A smooth building we must turn it into a rough ruin. “ always something to amuse the The inter-
No painter who had the choice of the two objects changeable patches of heath and green-sward make an
would hesitate a moment.

agreeable variety. Often too on these vast tracts of
Again, why does an elegant piece of garden- intersecting grounds we see beautiful lights, softening
ground make no figure on canvas ? the shape is plea- off along the sides of hills; and often we see them
sing, the combination of the objects harmonious, and adorned with cattle, flocks of sheep, heath-cocks, grouse,
the winding of the walk in the very line of beauty. A! plover, and flights of other wild fowl. A group of cat-
this is true ; but the smoothness of the whole, though tle standing in the shade on the edge of a dark hill, and
right and as it should be in nature, offends in picture. relieved by a lighter distance beyond them, will often
Turn the lawn into a piece of broken ground, plant rug- make a complete picture without any other accompani-
ged oaks instead of flowering shrubs, break the edges of ment. In many other situations also we find them won-
the walk, give it the rudeness of a road, mark it with derfully pleasing, and capable of making pictures amidst
wheel tracks, and scatter around a few stones and brush- all the deficiencies of landscape. Even a winding road
wood; in a word, instead of making the whole smooth, itself is an object of beauty; while the richness of the
make it rough, and you make it also picturesque. All heath on each side, with the little hillocks and crum-
the other ingredients of beauty it already possessed.” bling earth, give many an excellent lesson for a fore-
On the whole, picturesque composition consists in uni- ground. When we have no opportunity of examining
ting in one whole, a variety of parts, and these parts the grand scenery of nature, we have everywhere at least
can only be obtained from rough objects.

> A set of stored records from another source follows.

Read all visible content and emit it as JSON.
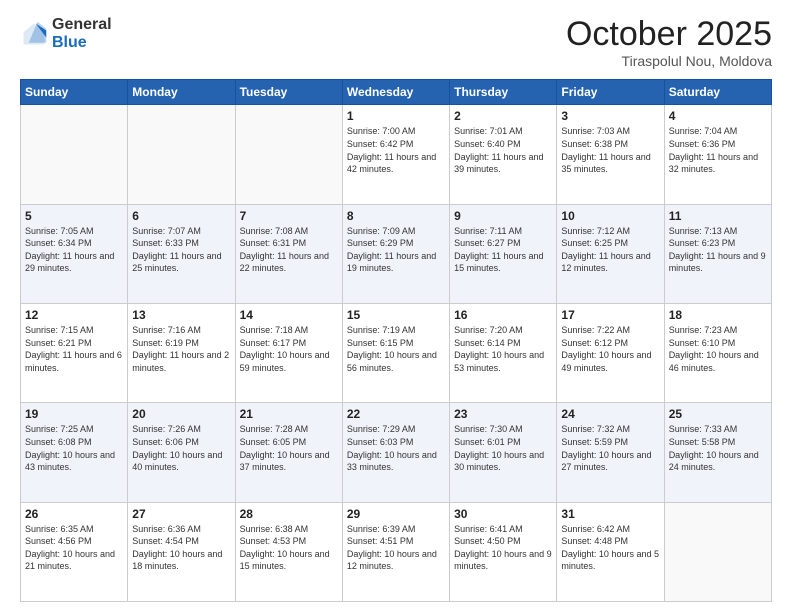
{
  "header": {
    "logo_general": "General",
    "logo_blue": "Blue",
    "title": "October 2025",
    "location": "Tiraspolul Nou, Moldova"
  },
  "days_of_week": [
    "Sunday",
    "Monday",
    "Tuesday",
    "Wednesday",
    "Thursday",
    "Friday",
    "Saturday"
  ],
  "weeks": [
    {
      "stripe": false,
      "days": [
        {
          "day": "",
          "info": ""
        },
        {
          "day": "",
          "info": ""
        },
        {
          "day": "",
          "info": ""
        },
        {
          "day": "1",
          "info": "Sunrise: 7:00 AM\nSunset: 6:42 PM\nDaylight: 11 hours\nand 42 minutes."
        },
        {
          "day": "2",
          "info": "Sunrise: 7:01 AM\nSunset: 6:40 PM\nDaylight: 11 hours\nand 39 minutes."
        },
        {
          "day": "3",
          "info": "Sunrise: 7:03 AM\nSunset: 6:38 PM\nDaylight: 11 hours\nand 35 minutes."
        },
        {
          "day": "4",
          "info": "Sunrise: 7:04 AM\nSunset: 6:36 PM\nDaylight: 11 hours\nand 32 minutes."
        }
      ]
    },
    {
      "stripe": true,
      "days": [
        {
          "day": "5",
          "info": "Sunrise: 7:05 AM\nSunset: 6:34 PM\nDaylight: 11 hours\nand 29 minutes."
        },
        {
          "day": "6",
          "info": "Sunrise: 7:07 AM\nSunset: 6:33 PM\nDaylight: 11 hours\nand 25 minutes."
        },
        {
          "day": "7",
          "info": "Sunrise: 7:08 AM\nSunset: 6:31 PM\nDaylight: 11 hours\nand 22 minutes."
        },
        {
          "day": "8",
          "info": "Sunrise: 7:09 AM\nSunset: 6:29 PM\nDaylight: 11 hours\nand 19 minutes."
        },
        {
          "day": "9",
          "info": "Sunrise: 7:11 AM\nSunset: 6:27 PM\nDaylight: 11 hours\nand 15 minutes."
        },
        {
          "day": "10",
          "info": "Sunrise: 7:12 AM\nSunset: 6:25 PM\nDaylight: 11 hours\nand 12 minutes."
        },
        {
          "day": "11",
          "info": "Sunrise: 7:13 AM\nSunset: 6:23 PM\nDaylight: 11 hours\nand 9 minutes."
        }
      ]
    },
    {
      "stripe": false,
      "days": [
        {
          "day": "12",
          "info": "Sunrise: 7:15 AM\nSunset: 6:21 PM\nDaylight: 11 hours\nand 6 minutes."
        },
        {
          "day": "13",
          "info": "Sunrise: 7:16 AM\nSunset: 6:19 PM\nDaylight: 11 hours\nand 2 minutes."
        },
        {
          "day": "14",
          "info": "Sunrise: 7:18 AM\nSunset: 6:17 PM\nDaylight: 10 hours\nand 59 minutes."
        },
        {
          "day": "15",
          "info": "Sunrise: 7:19 AM\nSunset: 6:15 PM\nDaylight: 10 hours\nand 56 minutes."
        },
        {
          "day": "16",
          "info": "Sunrise: 7:20 AM\nSunset: 6:14 PM\nDaylight: 10 hours\nand 53 minutes."
        },
        {
          "day": "17",
          "info": "Sunrise: 7:22 AM\nSunset: 6:12 PM\nDaylight: 10 hours\nand 49 minutes."
        },
        {
          "day": "18",
          "info": "Sunrise: 7:23 AM\nSunset: 6:10 PM\nDaylight: 10 hours\nand 46 minutes."
        }
      ]
    },
    {
      "stripe": true,
      "days": [
        {
          "day": "19",
          "info": "Sunrise: 7:25 AM\nSunset: 6:08 PM\nDaylight: 10 hours\nand 43 minutes."
        },
        {
          "day": "20",
          "info": "Sunrise: 7:26 AM\nSunset: 6:06 PM\nDaylight: 10 hours\nand 40 minutes."
        },
        {
          "day": "21",
          "info": "Sunrise: 7:28 AM\nSunset: 6:05 PM\nDaylight: 10 hours\nand 37 minutes."
        },
        {
          "day": "22",
          "info": "Sunrise: 7:29 AM\nSunset: 6:03 PM\nDaylight: 10 hours\nand 33 minutes."
        },
        {
          "day": "23",
          "info": "Sunrise: 7:30 AM\nSunset: 6:01 PM\nDaylight: 10 hours\nand 30 minutes."
        },
        {
          "day": "24",
          "info": "Sunrise: 7:32 AM\nSunset: 5:59 PM\nDaylight: 10 hours\nand 27 minutes."
        },
        {
          "day": "25",
          "info": "Sunrise: 7:33 AM\nSunset: 5:58 PM\nDaylight: 10 hours\nand 24 minutes."
        }
      ]
    },
    {
      "stripe": false,
      "days": [
        {
          "day": "26",
          "info": "Sunrise: 6:35 AM\nSunset: 4:56 PM\nDaylight: 10 hours\nand 21 minutes."
        },
        {
          "day": "27",
          "info": "Sunrise: 6:36 AM\nSunset: 4:54 PM\nDaylight: 10 hours\nand 18 minutes."
        },
        {
          "day": "28",
          "info": "Sunrise: 6:38 AM\nSunset: 4:53 PM\nDaylight: 10 hours\nand 15 minutes."
        },
        {
          "day": "29",
          "info": "Sunrise: 6:39 AM\nSunset: 4:51 PM\nDaylight: 10 hours\nand 12 minutes."
        },
        {
          "day": "30",
          "info": "Sunrise: 6:41 AM\nSunset: 4:50 PM\nDaylight: 10 hours\nand 9 minutes."
        },
        {
          "day": "31",
          "info": "Sunrise: 6:42 AM\nSunset: 4:48 PM\nDaylight: 10 hours\nand 5 minutes."
        },
        {
          "day": "",
          "info": ""
        }
      ]
    }
  ]
}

the means of observing with what a multiplicity of parts,
It is possible, therefore, to find picturesque objects and yet with what general simplicity, she covers every
among works of art, and it is possible to make objects surface.
80 ; but the grand scene of picturesque beauty is na- “ But if we let the imagination loose, even scenes
ture in all its original variety, and in all its irregular like these administer great amusement.

The imagi-
grandeur. “We seek it (says our author) among all the nation can plant bills ; can form rivers and lakes in
ingredients of landscape, trees, rocks, broken grounds, valleys; can build castles and abbeys; and, if it find
woods, rivers, lakes, plains, valleys, mountains, and di- no other amusement, can dilate itself in vast ideas of
stances. These objects in themselves produce infinite space."
variety; no two rocks or trees are exactly the same ; Mr Gilpin, after describing such objects as may be
they are varied a second time by combination ; and al- called picturesque, proceeds to consider their sources of
most as much a third time by different lights and shades amusement. We cannot follow our ingenious author
and other aerial effects. Sometimes we find among through the whole of this consideration, and shall there-
them the exhibition of a whole, but oftener we find only fore finish our article with a short quotation from the be-
beautiful parts."

ginning of it." We might begin (says be) in moral
Sablimity or grandeur alone cannot make an object style, and consider the objects of nature in a higher light
picturesque : for, as our author remarks,“ however than merely as amusement. We might observe, that a
grand the mountain or the rock may be, it has no search after beauty should naturally lead the mind to
claim to this epithet, unless its form, its colour, or its the great origin of all beauty; to the
accompaniments, have some degree of beauty. No-
thing can be more sublime than the ocean ; but wholly

first good, first perfect, and first fair.
unaccompanied, it has little of the picturesque. When But though in theory this seems a natoral climax, we
we talk therefore of a sublime object, we always under- insist the less upon it, as in fact we bave scarce ground.
stand that it is also beautiful; and we call it sublime or to hope that every admirer of picturesque beauty is an


« SebelumnyaLanjutkan »